**What the exercise asks**
Output the data below in full, character for character.

Element data from apps and pages
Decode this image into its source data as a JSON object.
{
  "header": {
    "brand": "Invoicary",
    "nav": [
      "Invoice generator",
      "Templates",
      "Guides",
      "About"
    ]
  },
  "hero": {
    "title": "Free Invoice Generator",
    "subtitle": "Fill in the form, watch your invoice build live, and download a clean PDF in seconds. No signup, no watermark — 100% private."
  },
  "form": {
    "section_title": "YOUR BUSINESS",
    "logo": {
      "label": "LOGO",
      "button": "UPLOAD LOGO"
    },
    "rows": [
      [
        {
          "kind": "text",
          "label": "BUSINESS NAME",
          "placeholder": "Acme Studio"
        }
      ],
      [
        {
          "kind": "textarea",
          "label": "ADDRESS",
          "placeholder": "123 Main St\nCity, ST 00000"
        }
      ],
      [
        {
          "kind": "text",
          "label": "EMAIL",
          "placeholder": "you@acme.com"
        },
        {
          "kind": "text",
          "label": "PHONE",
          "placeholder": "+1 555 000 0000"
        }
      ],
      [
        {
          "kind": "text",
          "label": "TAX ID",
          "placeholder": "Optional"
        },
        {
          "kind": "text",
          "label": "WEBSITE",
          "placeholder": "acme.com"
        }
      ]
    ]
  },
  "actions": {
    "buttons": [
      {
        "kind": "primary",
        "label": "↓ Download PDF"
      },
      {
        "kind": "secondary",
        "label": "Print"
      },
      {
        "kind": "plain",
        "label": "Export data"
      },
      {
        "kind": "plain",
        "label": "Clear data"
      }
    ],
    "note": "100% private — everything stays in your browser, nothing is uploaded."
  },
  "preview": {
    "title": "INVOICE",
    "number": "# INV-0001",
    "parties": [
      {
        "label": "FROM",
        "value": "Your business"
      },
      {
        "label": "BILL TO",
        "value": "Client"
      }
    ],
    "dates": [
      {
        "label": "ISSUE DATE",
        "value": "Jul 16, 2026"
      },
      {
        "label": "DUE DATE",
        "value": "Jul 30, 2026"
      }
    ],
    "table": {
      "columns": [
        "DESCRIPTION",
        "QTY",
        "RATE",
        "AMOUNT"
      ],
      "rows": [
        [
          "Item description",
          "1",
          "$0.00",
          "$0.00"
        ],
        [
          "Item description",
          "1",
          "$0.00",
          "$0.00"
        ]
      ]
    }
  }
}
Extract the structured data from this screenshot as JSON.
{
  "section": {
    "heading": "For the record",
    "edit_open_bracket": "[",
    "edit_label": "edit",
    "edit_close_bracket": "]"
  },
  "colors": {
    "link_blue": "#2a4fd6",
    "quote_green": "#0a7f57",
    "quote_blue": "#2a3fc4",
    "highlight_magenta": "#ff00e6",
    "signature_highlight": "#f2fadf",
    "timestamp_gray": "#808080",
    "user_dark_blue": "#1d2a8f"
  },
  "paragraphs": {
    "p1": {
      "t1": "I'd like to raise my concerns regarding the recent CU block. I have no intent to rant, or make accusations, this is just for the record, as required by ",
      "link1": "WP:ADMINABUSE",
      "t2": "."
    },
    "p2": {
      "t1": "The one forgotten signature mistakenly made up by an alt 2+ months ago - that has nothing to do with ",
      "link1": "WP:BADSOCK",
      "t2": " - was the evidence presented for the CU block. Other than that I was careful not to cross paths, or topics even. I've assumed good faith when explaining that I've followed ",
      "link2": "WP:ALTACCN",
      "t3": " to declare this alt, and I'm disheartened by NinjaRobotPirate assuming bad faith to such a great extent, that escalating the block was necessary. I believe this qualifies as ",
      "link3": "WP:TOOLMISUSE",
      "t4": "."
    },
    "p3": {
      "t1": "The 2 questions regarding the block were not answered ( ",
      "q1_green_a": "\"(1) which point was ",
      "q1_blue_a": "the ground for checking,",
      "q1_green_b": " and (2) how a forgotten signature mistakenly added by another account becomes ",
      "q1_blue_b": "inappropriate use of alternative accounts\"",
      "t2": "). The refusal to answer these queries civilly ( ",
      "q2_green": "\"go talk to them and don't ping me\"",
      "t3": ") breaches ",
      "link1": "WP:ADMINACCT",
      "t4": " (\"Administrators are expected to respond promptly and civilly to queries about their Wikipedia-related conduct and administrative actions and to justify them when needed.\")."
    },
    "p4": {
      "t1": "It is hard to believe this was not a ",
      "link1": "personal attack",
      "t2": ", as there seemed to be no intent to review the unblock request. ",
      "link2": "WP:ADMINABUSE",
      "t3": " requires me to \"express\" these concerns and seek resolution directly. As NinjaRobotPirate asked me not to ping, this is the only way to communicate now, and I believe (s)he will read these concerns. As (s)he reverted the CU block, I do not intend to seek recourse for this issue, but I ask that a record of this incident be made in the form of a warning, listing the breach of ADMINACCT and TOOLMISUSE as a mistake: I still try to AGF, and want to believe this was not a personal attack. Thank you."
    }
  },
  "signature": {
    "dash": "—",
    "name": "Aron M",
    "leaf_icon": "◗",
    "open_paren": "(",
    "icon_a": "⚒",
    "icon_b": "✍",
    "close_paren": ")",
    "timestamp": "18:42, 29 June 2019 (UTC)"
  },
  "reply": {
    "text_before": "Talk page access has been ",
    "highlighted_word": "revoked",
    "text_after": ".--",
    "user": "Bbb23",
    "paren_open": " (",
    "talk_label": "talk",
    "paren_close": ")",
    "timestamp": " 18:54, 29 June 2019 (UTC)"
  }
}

**Your response**
Decode this image into its source data as a JSON object.
{
  "header": {
    "brand": "Invoicary",
    "nav": [
      "Invoice generator",
      "Templates",
      "Guides",
      "About"
    ]
  },
  "hero": {
    "title": "Free Invoice Generator",
    "subtitle": "Fill in the form, watch your invoice build live, and download a clean PDF in seconds. No signup, no watermark — 100% private."
  },
  "form": {
    "section_title": "YOUR BUSINESS",
    "logo": {
      "label": "LOGO",
      "button": "UPLOAD LOGO"
    },
    "rows": [
      [
        {
          "kind": "text",
          "label": "BUSINESS NAME",
          "placeholder": "Acme Studio"
        }
      ],
      [
        {
          "kind": "textarea",
          "label": "ADDRESS",
          "placeholder": "123 Main St\nCity, ST 00000"
        }
      ],
      [
        {
          "kind": "text",
          "label": "EMAIL",
          "placeholder": "you@acme.com"
        },
        {
          "kind": "text",
          "label": "PHONE",
          "placeholder": "+1 555 000 0000"
        }
      ],
      [
        {
          "kind": "text",
          "label": "TAX ID",
          "placeholder": "Optional"
        },
        {
          "kind": "text",
          "label": "WEBSITE",
          "placeholder": "acme.com"
        }
      ]
    ]
  },
  "actions": {
    "buttons": [
      {
        "kind": "primary",
        "label": "↓ Download PDF"
      },
      {
        "kind": "secondary",
        "label": "Print"
      },
      {
        "kind": "plain",
        "label": "Export data"
      },
      {
        "kind": "plain",
        "label": "Clear data"
      }
    ],
    "note": "100% private — everything stays in your browser, nothing is uploaded."
  },
  "preview": {
    "title": "INVOICE",
    "number": "# INV-0001",
    "parties": [
      {
        "label": "FROM",
        "value": "Your business"
      },
      {
        "label": "BILL TO",
        "value": "Client"
      }
    ],
    "dates": [
      {
        "label": "ISSUE DATE",
        "value": "Jul 16, 2026"
      },
      {
        "label": "DUE DATE",
        "value": "Jul 30, 2026"
      }
    ],
    "table": {
      "columns": [
        "DESCRIPTION",
        "QTY",
        "RATE",
        "AMOUNT"
      ],
      "rows": [
        [
          "Item description",
          "1",
          "$0.00",
          "$0.00"
        ],
        [
          "Item description",
          "1",
          "$0.00",
          "$0.00"
        ]
      ]
    }
  }
}
Extract the structured data from this screenshot as JSON.
{
  "section": {
    "heading": "For the record",
    "edit_open_bracket": "[",
    "edit_label": "edit",
    "edit_close_bracket": "]"
  },
  "colors": {
    "link_blue": "#2a4fd6",
    "quote_green": "#0a7f57",
    "quote_blue": "#2a3fc4",
    "highlight_magenta": "#ff00e6",
    "signature_highlight": "#f2fadf",
    "timestamp_gray": "#808080",
    "user_dark_blue": "#1d2a8f"
  },
  "paragraphs": {
    "p1": {
      "t1": "I'd like to raise my concerns regarding the recent CU block. I have no intent to rant, or make accusations, this is just for the record, as required by ",
      "link1": "WP:ADMINABUSE",
      "t2": "."
    },
    "p2": {
      "t1": "The one forgotten signature mistakenly made up by an alt 2+ months ago - that has nothing to do with ",
      "link1": "WP:BADSOCK",
      "t2": " - was the evidence presented for the CU block. Other than that I was careful not to cross paths, or topics even. I've assumed good faith when explaining that I've followed ",
      "link2": "WP:ALTACCN",
      "t3": " to declare this alt, and I'm disheartened by NinjaRobotPirate assuming bad faith to such a great extent, that escalating the block was necessary. I believe this qualifies as ",
      "link3": "WP:TOOLMISUSE",
      "t4": "."
    },
    "p3": {
      "t1": "The 2 questions regarding the block were not answered ( ",
      "q1_green_a": "\"(1) which point was ",
      "q1_blue_a": "the ground for checking,",
      "q1_green_b": " and (2) how a forgotten signature mistakenly added by another account becomes ",
      "q1_blue_b": "inappropriate use of alternative accounts\"",
      "t2": "). The refusal to answer these queries civilly ( ",
      "q2_green": "\"go talk to them and don't ping me\"",
      "t3": ") breaches ",
      "link1": "WP:ADMINACCT",
      "t4": " (\"Administrators are expected to respond promptly and civilly to queries about their Wikipedia-related conduct and administrative actions and to justify them when needed.\")."
    },
    "p4": {
      "t1": "It is hard to believe this was not a ",
      "link1": "personal attack",
      "t2": ", as there seemed to be no intent to review the unblock request. ",
      "link2": "WP:ADMINABUSE",
      "t3": " requires me to \"express\" these concerns and seek resolution directly. As NinjaRobotPirate asked me not to ping, this is the only way to communicate now, and I believe (s)he will read these concerns. As (s)he reverted the CU block, I do not intend to seek recourse for this issue, but I ask that a record of this incident be made in the form of a warning, listing the breach of ADMINACCT and TOOLMISUSE as a mistake: I still try to AGF, and want to believe this was not a personal attack. Thank you."
    }
  },
  "signature": {
    "dash": "—",
    "name": "Aron M",
    "leaf_icon": "◗",
    "open_paren": "(",
    "icon_a": "⚒",
    "icon_b": "✍",
    "close_paren": ")",
    "timestamp": "18:42, 29 June 2019 (UTC)"
  },
  "reply": {
    "text_before": "Talk page access has been ",
    "highlighted_word": "revoked",
    "text_after": ".--",
    "user": "Bbb23",
    "paren_open": " (",
    "talk_label": "talk",
    "paren_close": ")",
    "timestamp": " 18:54, 29 June 2019 (UTC)"
  }
}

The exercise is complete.